--- START ---

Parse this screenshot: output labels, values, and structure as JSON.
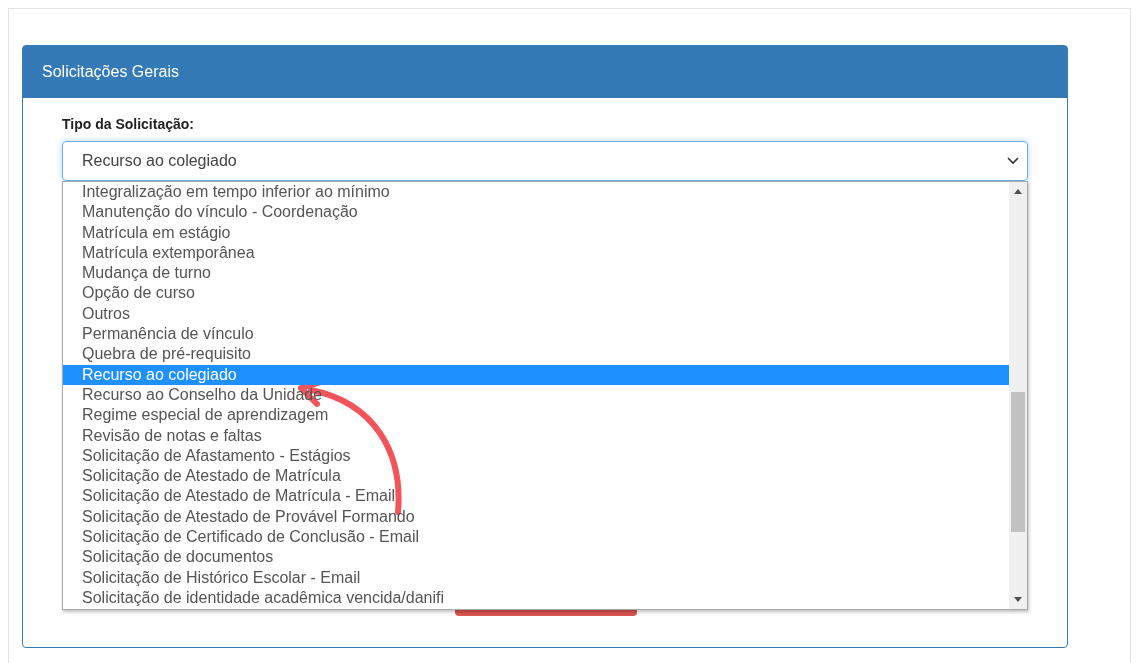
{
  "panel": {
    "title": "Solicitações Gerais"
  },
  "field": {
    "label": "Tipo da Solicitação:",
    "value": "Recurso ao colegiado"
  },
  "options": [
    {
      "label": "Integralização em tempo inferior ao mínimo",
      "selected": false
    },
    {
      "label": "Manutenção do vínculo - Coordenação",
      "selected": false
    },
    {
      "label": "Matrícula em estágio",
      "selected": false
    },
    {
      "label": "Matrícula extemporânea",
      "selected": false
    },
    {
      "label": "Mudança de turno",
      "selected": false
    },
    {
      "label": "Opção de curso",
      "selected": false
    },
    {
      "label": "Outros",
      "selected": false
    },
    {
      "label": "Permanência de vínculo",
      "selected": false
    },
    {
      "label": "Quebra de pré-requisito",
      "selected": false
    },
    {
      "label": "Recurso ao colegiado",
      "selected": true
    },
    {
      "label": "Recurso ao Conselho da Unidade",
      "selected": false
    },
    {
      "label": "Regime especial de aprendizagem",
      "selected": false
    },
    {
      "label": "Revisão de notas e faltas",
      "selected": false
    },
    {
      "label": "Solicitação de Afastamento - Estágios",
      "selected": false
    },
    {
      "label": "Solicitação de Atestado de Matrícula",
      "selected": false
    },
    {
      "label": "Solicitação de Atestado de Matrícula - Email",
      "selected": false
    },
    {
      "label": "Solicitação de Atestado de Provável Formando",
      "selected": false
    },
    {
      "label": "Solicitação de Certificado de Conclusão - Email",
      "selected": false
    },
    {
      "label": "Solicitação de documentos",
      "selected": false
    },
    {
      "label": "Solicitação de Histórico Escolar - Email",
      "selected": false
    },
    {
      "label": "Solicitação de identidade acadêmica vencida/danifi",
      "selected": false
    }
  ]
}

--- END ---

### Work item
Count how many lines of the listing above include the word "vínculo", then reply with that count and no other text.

### Response
2